Elizabeth Warren, a known liar with high cheekbones is at it again. She claims that financial institutions support the new fiduciary rule. She bases this on the fact that the institutions have said they will comply with the law. There is a huge gap between not breaking the law and approving of it. The truth is financial institutions are universally opposed to the fiduciary rules as currently written.
For one thing to fully comply with the ridiculous rule will cost 31.5 billion dollars a year. Secondly, it will force small investors out of the market because it mandates that compensation be fee based and not commission based. What this does is force the less wealthy people trying to plan their retirement out of the advisory business. Basically, it will save large liberal investors huge bucks a portion of which they will kickback to the democrats while leaving the little guy to fend for themselves.
Warren concluded her letter,
“The overwhelming voice of financial firms is clear: they support the goals of this rule; they have invested in this rule; they have planned for this rule; and they will be ready by the April deadline.”
Jon Berlau, a senior fellow at the Competitive Enterprise Institute explodes that myth:
“Now Warren is engaging in similar tactics by writing letters to brokerage firms asking if they will be in compliance with the fiduciary rule when it goes into effect. She is pointing to their affirmative answers—firms generally comply with laws rather than risk penalties—as evidence that they are fine with the fiduciary rule and there is no need to delay or rescind it.”
Former Congressman Kenneth E. Bentsen, Jr. dispelled Warren’s assertion that financial firms support the fiduciary rule, saying:

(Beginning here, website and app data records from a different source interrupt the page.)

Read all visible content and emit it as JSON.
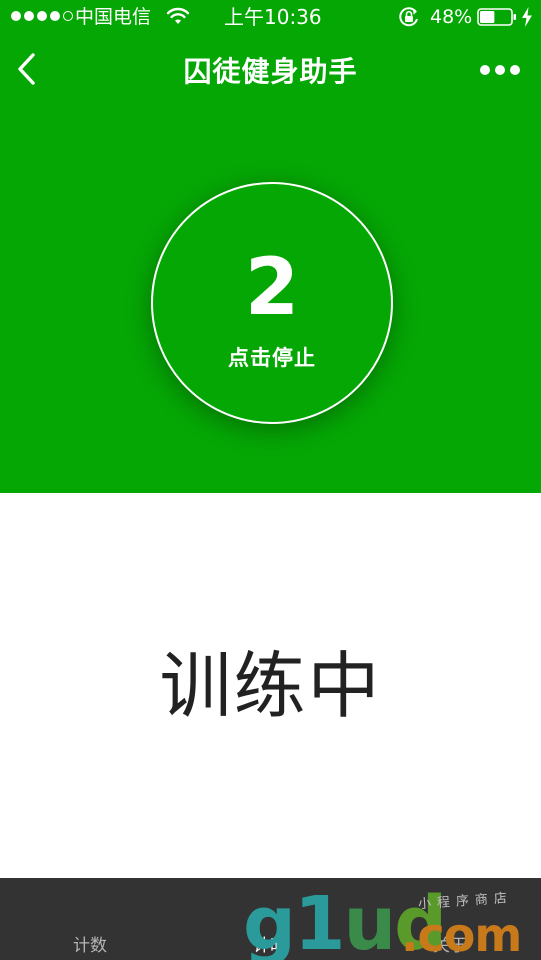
{
  "status_bar": {
    "carrier": "中国电信",
    "time": "上午10:36",
    "battery_percent": "48%",
    "battery_level": 0.48,
    "signal_bars_filled": 4,
    "signal_bars_total": 5,
    "icons": [
      "signal-dots-icon",
      "wifi-icon",
      "rotation-lock-icon",
      "battery-icon",
      "charging-bolt-icon"
    ]
  },
  "nav": {
    "title": "囚徒健身助手",
    "back_icon": "chevron-left-icon",
    "more_icon": "more-dots-icon"
  },
  "counter": {
    "value": "2",
    "label": "点击停止"
  },
  "main": {
    "status_text": "训练中"
  },
  "tabbar": {
    "tabs": [
      {
        "label": "计数",
        "active": false
      },
      {
        "label": "计时",
        "active": true
      },
      {
        "label": "关于",
        "active": false
      }
    ]
  },
  "watermark": {
    "main": "g1ud",
    "suffix": ".com",
    "tag": "小程序商店"
  },
  "colors": {
    "primary_green": "#05a705",
    "tabbar_bg": "#333333",
    "text_dark": "#222222",
    "white": "#ffffff"
  }
}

Over the last several days there has been a fair amount of chatter around the Department of Labor’s pending fiduciary rule, which we believe could make retirement saving harder for many Americans. I’d like to set the record straight. … First, the industry has been working diligently over the past eighteen months to prepare to comply with the rule before it becomes applicable on April 10, 2017. Our member firms have undertaken this effort not because we agree with the rule, either in whole or in part, but rather if it’s the law, we comply. The industry will endeavor to undertake what its regulators task it to do, but that doesn’t mean the rule is without flaws (it isn’t), or that the implementation timeline wasn’t realistic (it wasn’t), or that the implementation timetable demanded by the rule won’t have consequences (it will).
President Trump is considering either dumping the new regulation or rewriting it to protect small investors.